The Information Commissioner's Office has urged the encryption of smartphones.
In a press release issued last week regarding the theft of an unencrypted, password-protected laptop from a UPS employee in October 2008, assistant information commissioner Mick Gorrill urged encryption of laptops and smartphones.
Gorrill said: “Password protected laptops are not secure. I urge all organisations to restrict the amount of personal information that is taken off secure sites.
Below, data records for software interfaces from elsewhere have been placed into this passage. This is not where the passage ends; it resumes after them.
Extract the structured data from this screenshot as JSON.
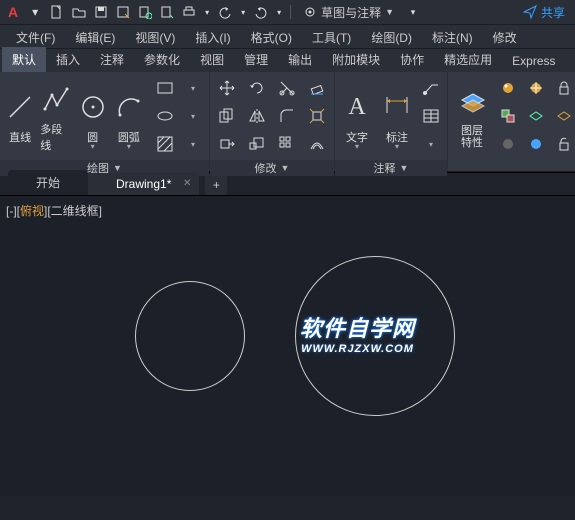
{
  "qat": {
    "logo": "A",
    "workspace_label": "草图与注释",
    "share_label": "共享"
  },
  "menubar": {
    "items": [
      {
        "label": "文件(F)"
      },
      {
        "label": "编辑(E)"
      },
      {
        "label": "视图(V)"
      },
      {
        "label": "插入(I)"
      },
      {
        "label": "格式(O)"
      },
      {
        "label": "工具(T)"
      },
      {
        "label": "绘图(D)"
      },
      {
        "label": "标注(N)"
      },
      {
        "label": "修改"
      }
    ]
  },
  "ribbon_tabs": {
    "items": [
      {
        "label": "默认",
        "active": true
      },
      {
        "label": "插入"
      },
      {
        "label": "注释"
      },
      {
        "label": "参数化"
      },
      {
        "label": "视图"
      },
      {
        "label": "管理"
      },
      {
        "label": "输出"
      },
      {
        "label": "附加模块"
      },
      {
        "label": "协作"
      },
      {
        "label": "精选应用"
      },
      {
        "label": "Express"
      }
    ]
  },
  "panels": {
    "draw": {
      "title": "绘图",
      "line": "直线",
      "polyline": "多段线",
      "circle": "圆",
      "arc": "圆弧"
    },
    "modify": {
      "title": "修改"
    },
    "annot": {
      "title": "注释",
      "text": "文字",
      "dim": "标注"
    },
    "layers": {
      "title": "图层\n特性"
    }
  },
  "doc_tabs": {
    "items": [
      {
        "label": "开始",
        "active": false
      },
      {
        "label": "Drawing1*",
        "active": true
      }
    ],
    "add": "+"
  },
  "viewport": {
    "prefix": "[-][",
    "mode": "俯视",
    "suffix": "][二维线框]"
  },
  "watermark": {
    "line1": "软件自学网",
    "line2": "WWW.RJZXW.COM"
  },
  "colors": {
    "accent_orange": "#e2a23a",
    "accent_blue": "#3aa0ff",
    "app_red": "#e83d3d"
  }
}
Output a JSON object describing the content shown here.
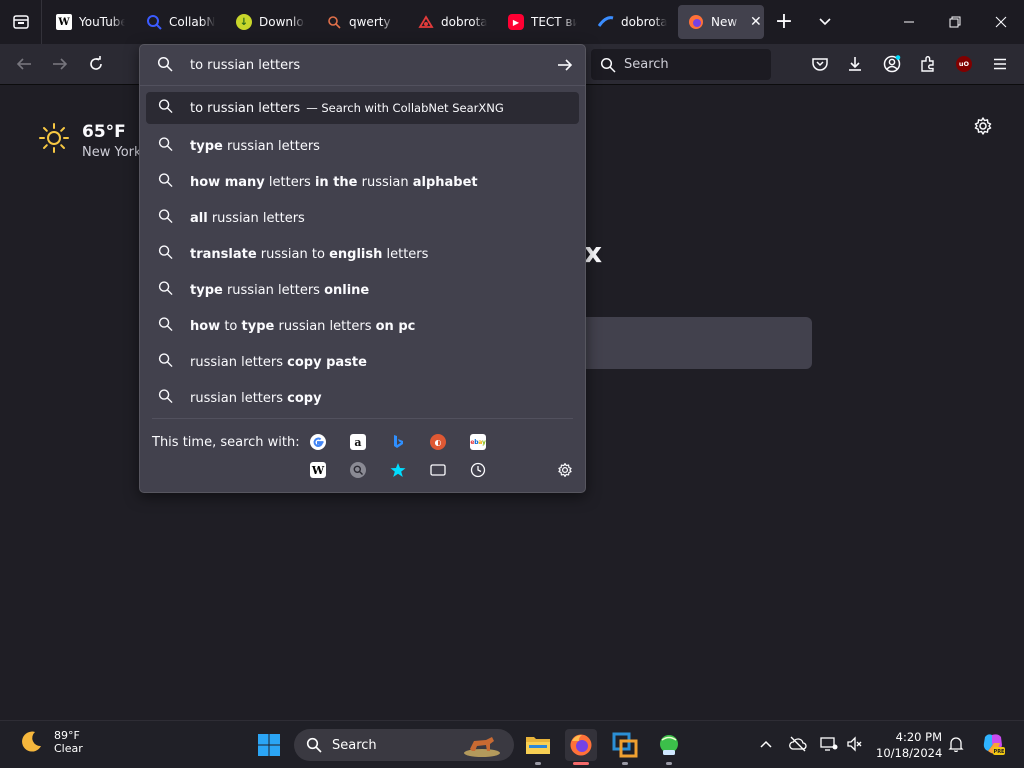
{
  "tabs": [
    {
      "title": "YouTube",
      "favicon": "wikipedia-icon"
    },
    {
      "title": "CollabNet",
      "favicon": "searxng-icon"
    },
    {
      "title": "Download",
      "favicon": "download-site-icon"
    },
    {
      "title": "qwerty",
      "favicon": "search-icon"
    },
    {
      "title": "dobrota",
      "favicon": "dobrota-icon"
    },
    {
      "title": "ТЕСТ ви",
      "favicon": "youtube-icon"
    },
    {
      "title": "dobrota",
      "favicon": "dobrota-wave-icon"
    },
    {
      "title": "New T",
      "favicon": "firefox-icon",
      "active": true
    }
  ],
  "navbar": {
    "search_placeholder": "Search"
  },
  "urlbar": {
    "value": "to russian letters",
    "heuristic": {
      "text": "to russian letters",
      "action": "— Search with CollabNet SearXNG"
    },
    "suggestions": [
      [
        {
          "t": "type",
          "b": true
        },
        {
          "t": " russian letters",
          "b": false
        }
      ],
      [
        {
          "t": "how many",
          "b": true
        },
        {
          "t": " letters ",
          "b": false
        },
        {
          "t": "in the",
          "b": true
        },
        {
          "t": " russian ",
          "b": false
        },
        {
          "t": "alphabet",
          "b": true
        }
      ],
      [
        {
          "t": "all",
          "b": true
        },
        {
          "t": " russian letters",
          "b": false
        }
      ],
      [
        {
          "t": "translate",
          "b": true
        },
        {
          "t": " russian to ",
          "b": false
        },
        {
          "t": "english",
          "b": true
        },
        {
          "t": " letters",
          "b": false
        }
      ],
      [
        {
          "t": "type",
          "b": true
        },
        {
          "t": " russian letters ",
          "b": false
        },
        {
          "t": "online",
          "b": true
        }
      ],
      [
        {
          "t": "how",
          "b": true
        },
        {
          "t": " to ",
          "b": false
        },
        {
          "t": "type",
          "b": true
        },
        {
          "t": " russian letters ",
          "b": false
        },
        {
          "t": "on pc",
          "b": true
        }
      ],
      [
        {
          "t": "russian letters ",
          "b": false
        },
        {
          "t": "copy paste",
          "b": true
        }
      ],
      [
        {
          "t": "russian letters ",
          "b": false
        },
        {
          "t": "copy",
          "b": true
        }
      ]
    ],
    "oneoff_label": "This time, search with:",
    "oneoff_engines": [
      "google-icon",
      "amazon-icon",
      "bing-icon",
      "duckduckgo-icon",
      "ebay-icon",
      "wikipedia-icon",
      "searxng-icon",
      "bookmarks-star-icon",
      "tabs-icon",
      "history-icon"
    ]
  },
  "newtab": {
    "temperature": "65°F",
    "city": "New York",
    "logo_fragment": "x"
  },
  "taskbar": {
    "weather_temp": "89°F",
    "weather_desc": "Clear",
    "search_label": "Search",
    "time": "4:20 PM",
    "date": "10/18/2024"
  },
  "colors": {
    "tabstrip": "#1c1b22",
    "toolbar": "#2b2a33",
    "dropdown": "#42414d",
    "page": "#1f1e25"
  }
}
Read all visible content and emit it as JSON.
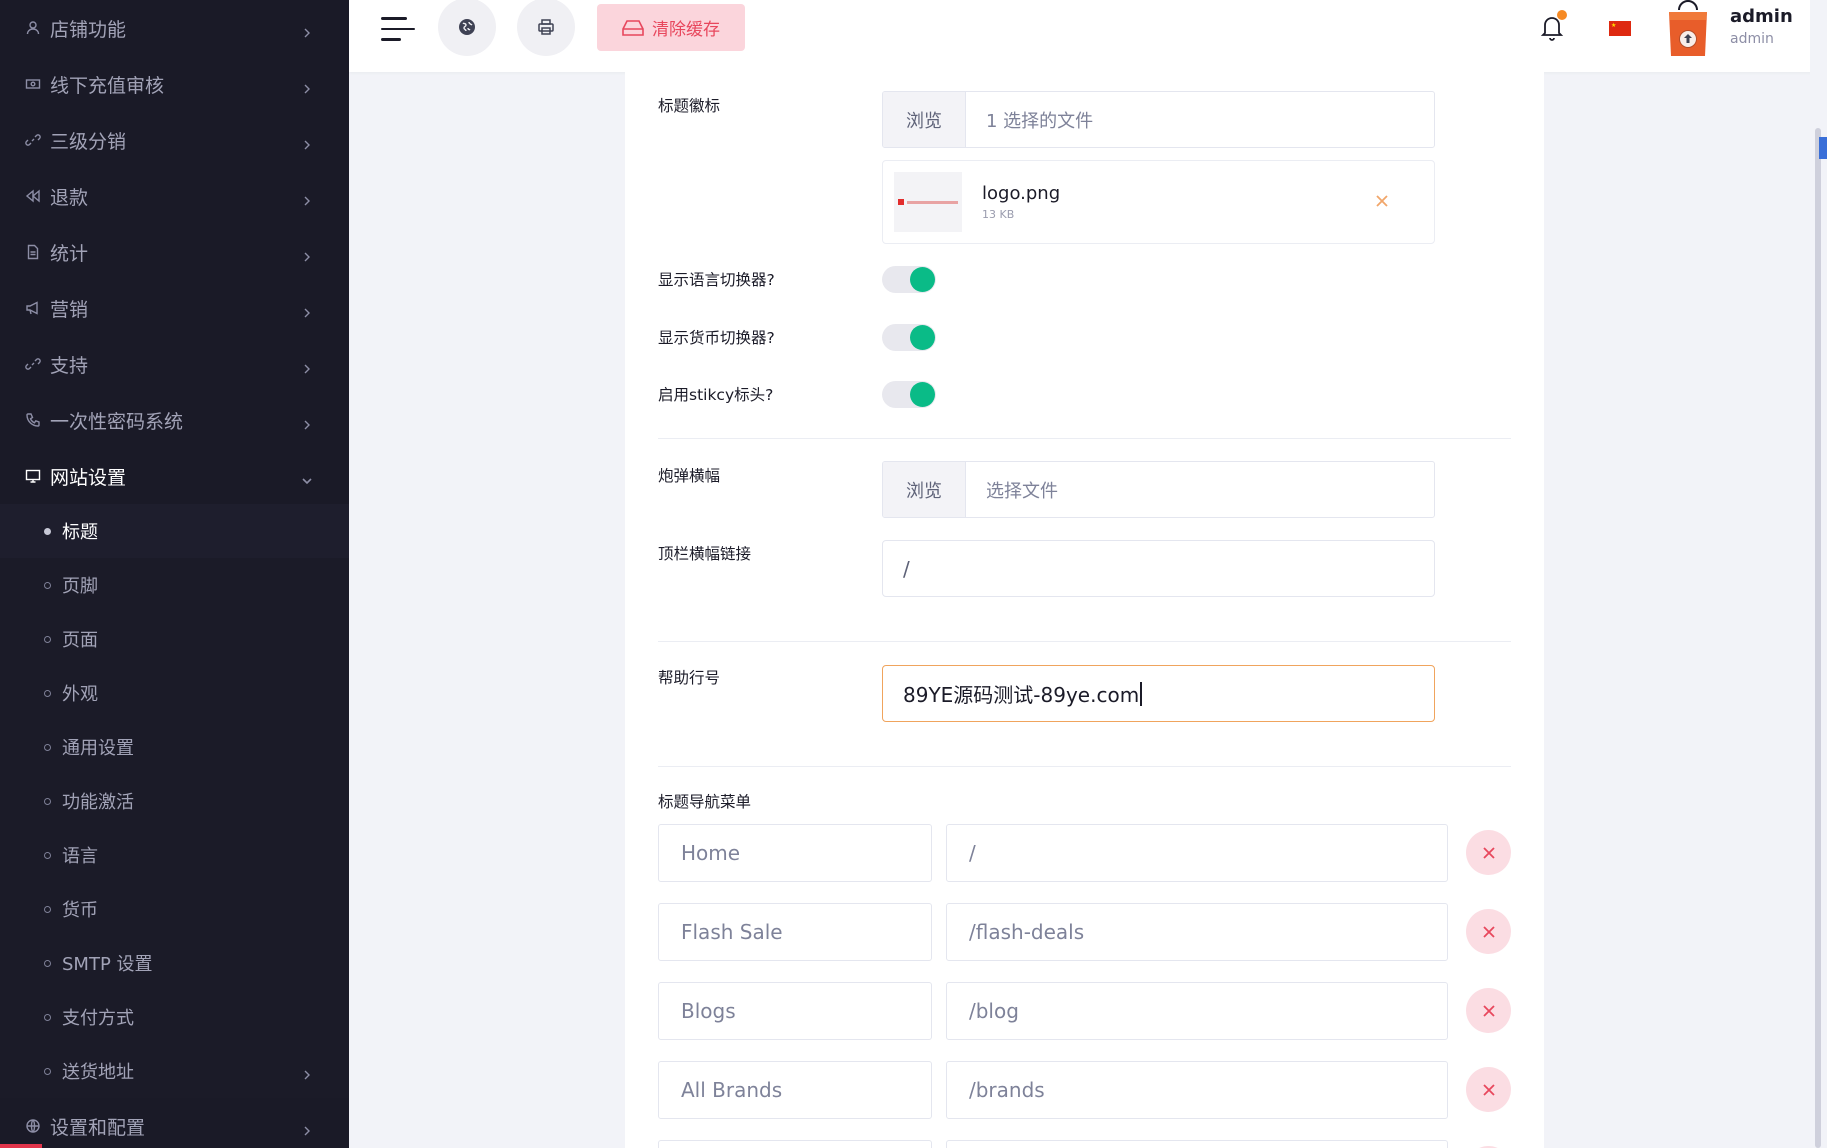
{
  "sidebar": {
    "items": [
      {
        "label": "店铺功能",
        "icon": "user-icon"
      },
      {
        "label": "线下充值审核",
        "icon": "money-icon"
      },
      {
        "label": "三级分销",
        "icon": "link-icon"
      },
      {
        "label": "退款",
        "icon": "backward-icon"
      },
      {
        "label": "统计",
        "icon": "document-icon"
      },
      {
        "label": "营销",
        "icon": "megaphone-icon"
      },
      {
        "label": "支持",
        "icon": "link-icon"
      },
      {
        "label": "一次性密码系统",
        "icon": "phone-icon"
      },
      {
        "label": "网站设置",
        "icon": "desktop-icon"
      }
    ],
    "sub_items": [
      {
        "label": "标题",
        "active": true
      },
      {
        "label": "页脚"
      },
      {
        "label": "页面"
      },
      {
        "label": "外观"
      },
      {
        "label": "通用设置"
      },
      {
        "label": "功能激活"
      },
      {
        "label": "语言"
      },
      {
        "label": "货币"
      },
      {
        "label": "SMTP 设置"
      },
      {
        "label": "支付方式"
      },
      {
        "label": "送货地址"
      }
    ],
    "last_item": {
      "label": "设置和配置",
      "icon": "globe-icon"
    }
  },
  "header": {
    "clear_cache_label": "清除缓存",
    "user_name": "admin",
    "user_role": "admin",
    "flag_icon": "china-flag-icon"
  },
  "form": {
    "header_logo_label": "标题徽标",
    "browse_label": "浏览",
    "header_logo_file_text": "1 选择的文件",
    "logo_file_name": "logo.png",
    "logo_file_size": "13 KB",
    "show_language_switcher_label": "显示语言切换器?",
    "show_currency_switcher_label": "显示货币切换器?",
    "enable_sticky_header_label": "启用stikcy标头?",
    "toggles": {
      "language": true,
      "currency": true,
      "sticky": true
    },
    "popup_banner_label": "炮弹横幅",
    "popup_banner_file_text": "选择文件",
    "top_banner_link_label": "顶栏横幅链接",
    "top_banner_link_value": "/",
    "help_line_label": "帮助行号",
    "help_line_value": "89YE源码测试-89ye.com",
    "header_nav_menu_label": "标题导航菜单",
    "nav_menu": [
      {
        "name": "Home",
        "url": "/"
      },
      {
        "name": "Flash Sale",
        "url": "/flash-deals"
      },
      {
        "name": "Blogs",
        "url": "/blog"
      },
      {
        "name": "All Brands",
        "url": "/brands"
      }
    ]
  },
  "colors": {
    "sidebar_bg": "#1a1a27",
    "accent_pink": "#e8475d",
    "toggle_on": "#0abb87",
    "focus_border": "#f0a45d"
  }
}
I am pleased that UPS has encrypted its laptops and smartphones, and I urge other organisations to follow suit.”
Rik Ferguson, senior security advisor at Trend Micro, claimed that the last sentence was the most interesting. “While enterprise deployment of device level encryption has really gained momentum over recent years, the same cannot be said of encrypting the data that resides on the ubiquitous smartphone devices, particularly on the removable media cards they often contain,” said Ferguson.
He claimed that the press release may have some resounding repercussions for enterprises and governments in the near future.
Likewise Simon Ford, international sales director of NCP, claimed that the rise in popularity of smartphones has been caused due to them becoming ‘smarter and easier to use'.
Ford said: “People should be looking into smartphone use in companies but not without the security aspects considered. Some want to experiment and some want to use a smartphone to pick up their emails, so they don't consider the security aspects at the beginning.
“We also tell them to consider what is important to their PC and what they have to do to their smartphone too. The best way to encrypt is by using a VPN and you need to do the same with a smartphone.”